“I must tell you about the time there was a general gathering of all the churches around the [San Francisco] Bay at the old 25th Street church in Oakland, because Sister White was to be the speaker,” wrote Earl Williams. “The church was packed, with no room for standing, either. The church had six narrow, tall windows, arched at the top, quite a distance from the floor. I had never seen any of them opened. With the church jam-packed you can imagine how thick the air was—stifling—after all the songs and introductory remarks. By the time the sermon was to start, about half the congregation was ready to go to sleep.
“Then Sister White solemnly stood up and asked, ‘Are there any deacons here who can open up these windows and give us some fresh air? How can I preach with the congregation half asleep?’ Then she returned to her seat and sat down.
“You have never seen such scurrying around in your life as those deacons trying to get the windows pulled down. They could not find the pole with the hook on it to grab the sash and pull it down. Finally someone found it in the school behind the church. But no matter how hard they tried, they could not budge the sash. It was stuck for good.
“You can imagine how amused everyone was during all this time. Sister White calmly sat there waiting to feel that fresh air she had requested. Finally they got a tall ladder outside and with a hammer and chisel broke the sashes loose from the casings so they could open all the windows. Then Sister White stood up, threw back her shoulders as far as she could, took a long, deep breath, and said, ‘Now that is more like it. All of you sit up straight in your seats and breathe deeply. I refuse to talk to a congregation that is half asleep!’ Then she talked about the benefits of fresh air and how it influences the brain.

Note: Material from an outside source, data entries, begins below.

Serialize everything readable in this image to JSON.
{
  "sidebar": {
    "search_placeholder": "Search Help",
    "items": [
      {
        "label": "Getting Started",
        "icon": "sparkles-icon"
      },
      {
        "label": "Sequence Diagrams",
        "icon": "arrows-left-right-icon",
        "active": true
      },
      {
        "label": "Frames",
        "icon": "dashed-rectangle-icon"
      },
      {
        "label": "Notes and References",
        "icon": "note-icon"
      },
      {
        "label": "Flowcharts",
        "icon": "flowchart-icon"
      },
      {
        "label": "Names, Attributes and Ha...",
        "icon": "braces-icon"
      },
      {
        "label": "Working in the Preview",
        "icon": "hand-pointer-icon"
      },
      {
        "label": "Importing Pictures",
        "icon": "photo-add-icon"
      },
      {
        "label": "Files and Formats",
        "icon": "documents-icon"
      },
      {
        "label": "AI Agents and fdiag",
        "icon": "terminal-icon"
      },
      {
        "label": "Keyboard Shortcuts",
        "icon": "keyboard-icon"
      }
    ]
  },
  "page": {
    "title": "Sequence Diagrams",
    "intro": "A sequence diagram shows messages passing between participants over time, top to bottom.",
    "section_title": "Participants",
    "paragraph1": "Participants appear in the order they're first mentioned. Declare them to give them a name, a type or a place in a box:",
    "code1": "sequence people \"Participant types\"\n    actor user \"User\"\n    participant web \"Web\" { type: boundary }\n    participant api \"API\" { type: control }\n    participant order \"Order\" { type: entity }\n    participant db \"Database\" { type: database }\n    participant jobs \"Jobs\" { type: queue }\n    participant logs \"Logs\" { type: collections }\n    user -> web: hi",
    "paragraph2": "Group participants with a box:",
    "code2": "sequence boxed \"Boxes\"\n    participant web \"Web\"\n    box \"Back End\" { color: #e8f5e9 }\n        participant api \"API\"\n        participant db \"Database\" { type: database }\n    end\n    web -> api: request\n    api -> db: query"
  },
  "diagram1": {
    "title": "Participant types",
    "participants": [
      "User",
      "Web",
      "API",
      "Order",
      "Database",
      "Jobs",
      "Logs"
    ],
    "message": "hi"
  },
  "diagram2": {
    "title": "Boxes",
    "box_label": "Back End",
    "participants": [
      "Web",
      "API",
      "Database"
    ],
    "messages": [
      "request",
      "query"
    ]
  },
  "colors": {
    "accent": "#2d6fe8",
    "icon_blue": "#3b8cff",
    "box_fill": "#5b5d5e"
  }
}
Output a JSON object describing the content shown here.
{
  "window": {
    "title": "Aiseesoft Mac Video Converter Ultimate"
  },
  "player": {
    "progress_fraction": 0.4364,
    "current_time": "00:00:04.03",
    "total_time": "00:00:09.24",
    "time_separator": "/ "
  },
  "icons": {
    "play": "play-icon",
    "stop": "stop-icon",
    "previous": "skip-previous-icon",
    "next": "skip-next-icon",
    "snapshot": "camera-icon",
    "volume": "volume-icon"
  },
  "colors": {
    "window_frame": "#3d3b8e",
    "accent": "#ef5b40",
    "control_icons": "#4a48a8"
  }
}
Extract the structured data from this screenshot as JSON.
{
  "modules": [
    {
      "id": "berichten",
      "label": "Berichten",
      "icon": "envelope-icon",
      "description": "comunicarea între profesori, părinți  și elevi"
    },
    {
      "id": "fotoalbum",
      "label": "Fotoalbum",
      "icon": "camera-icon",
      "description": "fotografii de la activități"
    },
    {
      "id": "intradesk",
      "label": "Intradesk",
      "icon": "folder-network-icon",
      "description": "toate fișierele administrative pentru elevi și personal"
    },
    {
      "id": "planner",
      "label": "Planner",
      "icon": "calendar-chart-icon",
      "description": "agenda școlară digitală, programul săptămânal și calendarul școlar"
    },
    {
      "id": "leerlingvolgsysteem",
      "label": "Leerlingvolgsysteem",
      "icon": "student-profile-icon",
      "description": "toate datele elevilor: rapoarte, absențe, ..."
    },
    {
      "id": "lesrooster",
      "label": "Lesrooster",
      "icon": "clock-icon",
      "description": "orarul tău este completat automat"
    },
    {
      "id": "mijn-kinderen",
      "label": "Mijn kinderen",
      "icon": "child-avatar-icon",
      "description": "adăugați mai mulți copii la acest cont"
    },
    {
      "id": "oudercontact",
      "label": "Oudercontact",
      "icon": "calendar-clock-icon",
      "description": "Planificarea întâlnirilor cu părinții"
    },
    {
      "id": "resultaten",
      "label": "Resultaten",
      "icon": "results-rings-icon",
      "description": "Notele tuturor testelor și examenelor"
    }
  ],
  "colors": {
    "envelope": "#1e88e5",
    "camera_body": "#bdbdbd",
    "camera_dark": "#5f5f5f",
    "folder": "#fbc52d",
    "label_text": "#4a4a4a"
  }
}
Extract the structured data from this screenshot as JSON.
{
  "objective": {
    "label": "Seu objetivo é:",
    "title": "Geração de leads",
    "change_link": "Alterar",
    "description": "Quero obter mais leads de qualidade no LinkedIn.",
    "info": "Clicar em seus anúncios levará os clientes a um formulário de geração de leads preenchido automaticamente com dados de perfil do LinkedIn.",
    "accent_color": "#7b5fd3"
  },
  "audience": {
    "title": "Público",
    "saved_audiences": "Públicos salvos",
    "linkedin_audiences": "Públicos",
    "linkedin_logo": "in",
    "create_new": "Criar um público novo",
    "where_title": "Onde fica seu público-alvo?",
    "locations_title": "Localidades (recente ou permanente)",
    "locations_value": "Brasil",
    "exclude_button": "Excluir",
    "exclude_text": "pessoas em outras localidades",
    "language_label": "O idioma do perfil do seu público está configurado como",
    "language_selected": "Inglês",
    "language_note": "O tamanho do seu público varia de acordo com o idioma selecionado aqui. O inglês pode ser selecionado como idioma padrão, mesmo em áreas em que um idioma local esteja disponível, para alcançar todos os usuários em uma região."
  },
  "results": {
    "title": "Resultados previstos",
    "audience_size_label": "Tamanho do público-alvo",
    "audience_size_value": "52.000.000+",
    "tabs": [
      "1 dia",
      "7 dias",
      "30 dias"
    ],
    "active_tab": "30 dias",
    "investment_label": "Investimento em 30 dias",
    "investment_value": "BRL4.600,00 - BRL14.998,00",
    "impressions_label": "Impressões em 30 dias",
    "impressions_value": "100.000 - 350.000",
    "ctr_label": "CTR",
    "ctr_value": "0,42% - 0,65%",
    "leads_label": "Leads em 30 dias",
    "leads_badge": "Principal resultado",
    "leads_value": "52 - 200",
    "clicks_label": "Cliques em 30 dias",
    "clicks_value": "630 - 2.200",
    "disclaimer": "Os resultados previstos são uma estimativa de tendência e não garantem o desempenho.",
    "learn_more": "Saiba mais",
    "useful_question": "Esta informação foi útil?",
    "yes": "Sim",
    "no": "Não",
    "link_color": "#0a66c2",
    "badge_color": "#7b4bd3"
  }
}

“I noticed that for several months those windows were kept down for ventilation; but sad to say, gradually those who complained about drafts won out. You guessed it—as far as I can remember they were never opened again. I think that if Sister White were to preach again, the deacons would rush around and open them up wide for her.”